» Description of the task:
Give only the number of lines in the records below that contain the word "link".

» Exercise input:
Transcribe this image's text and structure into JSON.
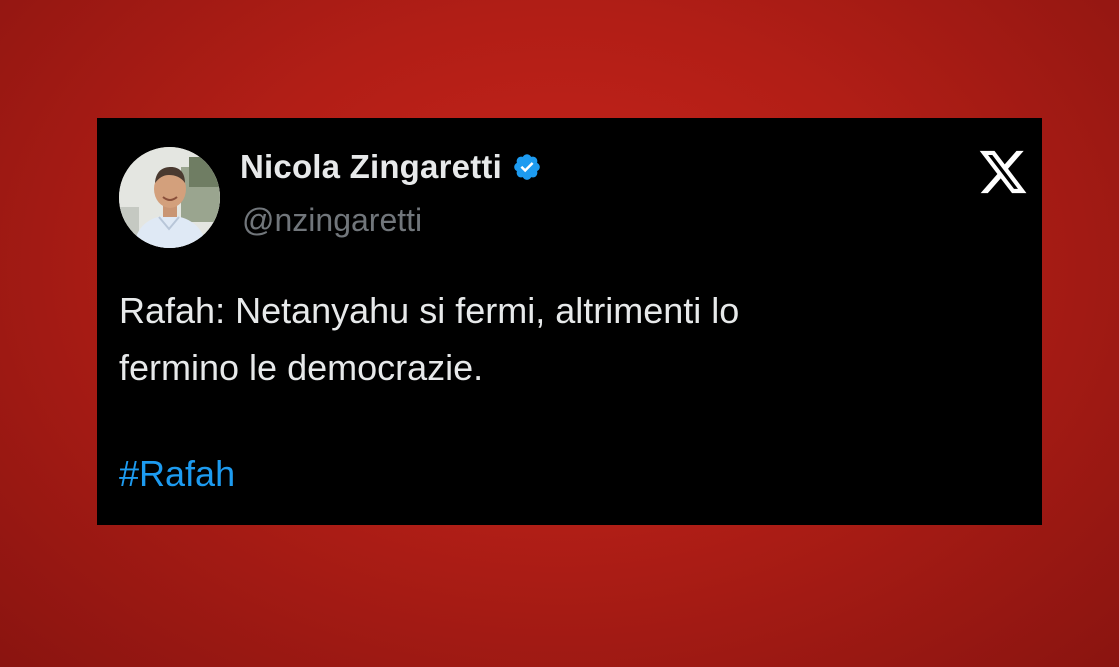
{
  "tweet": {
    "author_name": "Nicola Zingaretti",
    "handle": "@nzingaretti",
    "text": "Rafah: Netanyahu si fermi, altrimenti lo\nfermino le democrazie.",
    "hashtag": "#Rafah",
    "verified": true
  },
  "icons": {
    "verified": "verified-badge-icon",
    "platform": "x-logo-icon"
  },
  "colors": {
    "background": "#b11e16",
    "card": "#000000",
    "text": "#e7e9ea",
    "handle": "#71767b",
    "link": "#1d9bf0",
    "verified": "#1d9bf0"
  }
}
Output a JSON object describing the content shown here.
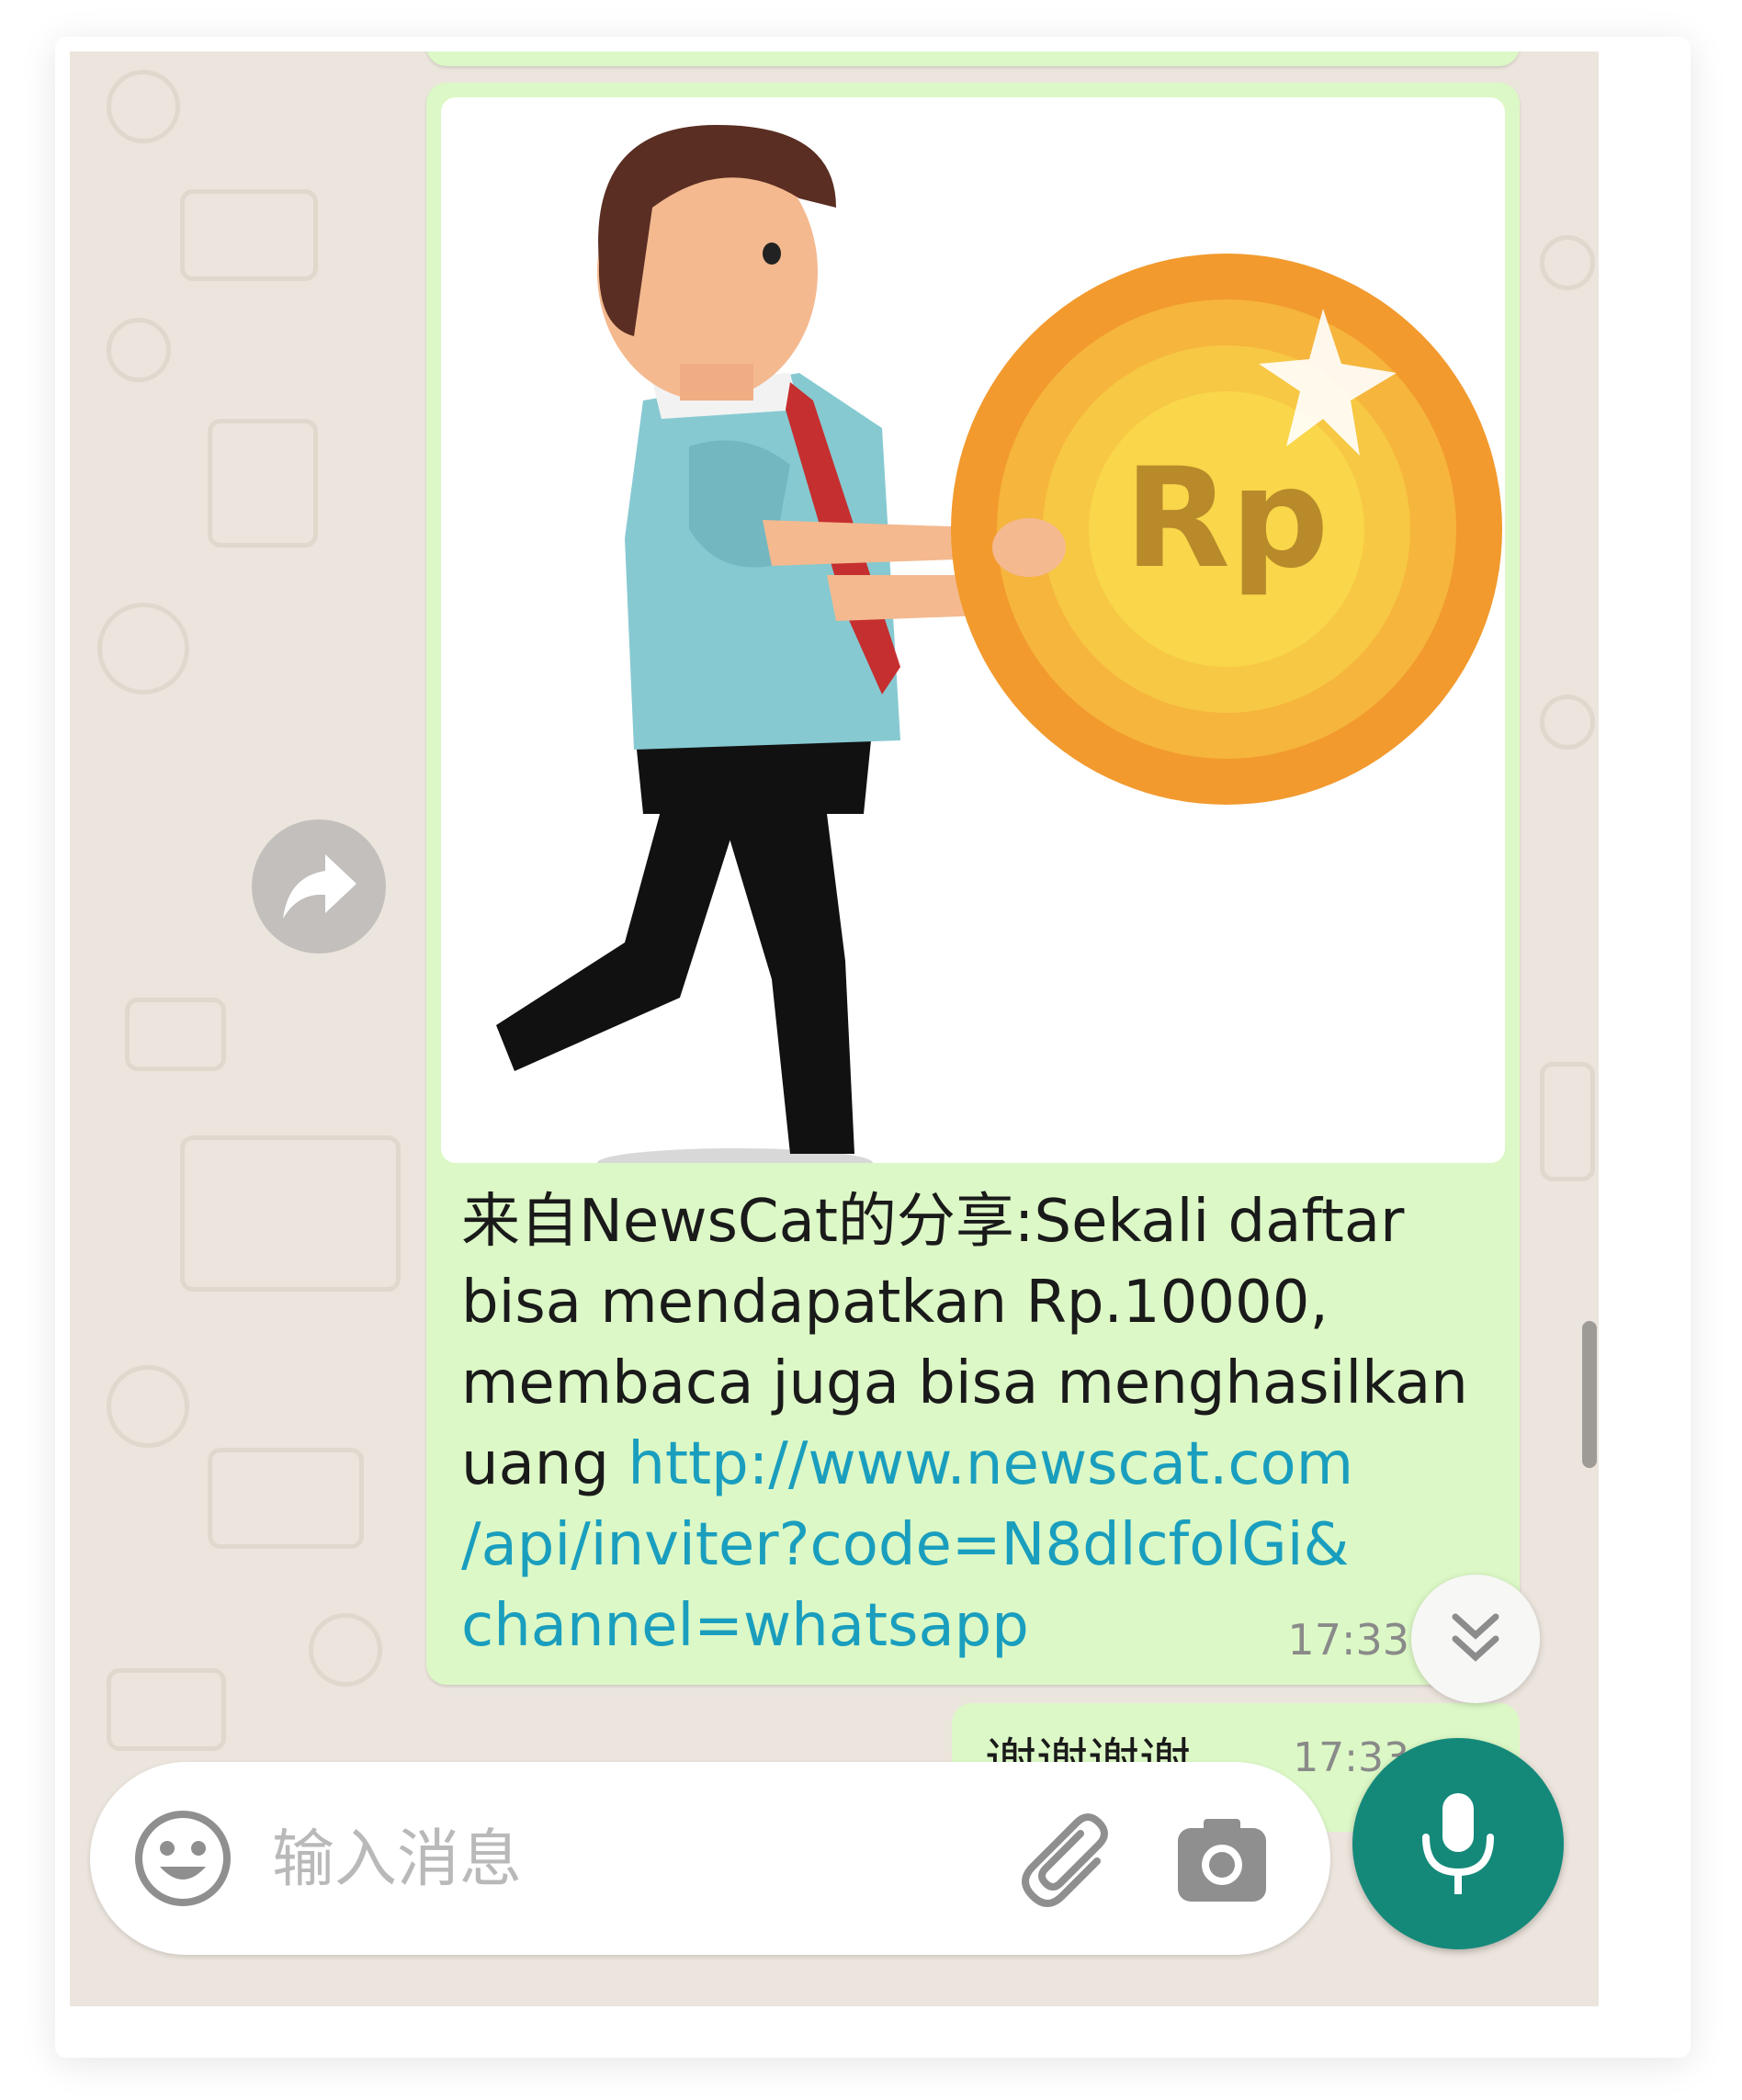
{
  "chat": {
    "message": {
      "text_main": "来自NewsCat的分享:Sekali daftar\nbisa mendapatkan Rp.10000,\nmembaca juga bisa menghasilkan\nuang ",
      "link": "http://www.newscat.com\n/api/inviter?code=N8dlcfolGi&\nchannel=whatsapp",
      "time": "17:33",
      "image_label": "Rp"
    },
    "reply": {
      "text": "谢谢谢谢",
      "time": "17:33",
      "ticks": "✓✓"
    }
  },
  "input": {
    "placeholder": "输入消息"
  },
  "icons": {
    "forward": "forward-icon",
    "scroll_down": "double-chevron-down-icon",
    "emoji": "emoji-icon",
    "attach": "paperclip-icon",
    "camera": "camera-icon",
    "mic": "microphone-icon"
  },
  "colors": {
    "outgoing_bubble": "#dcf8c6",
    "link": "#1a9ebe",
    "mic_button": "#14897a",
    "wallpaper": "#ece5dd"
  }
}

» Answer to this task:
3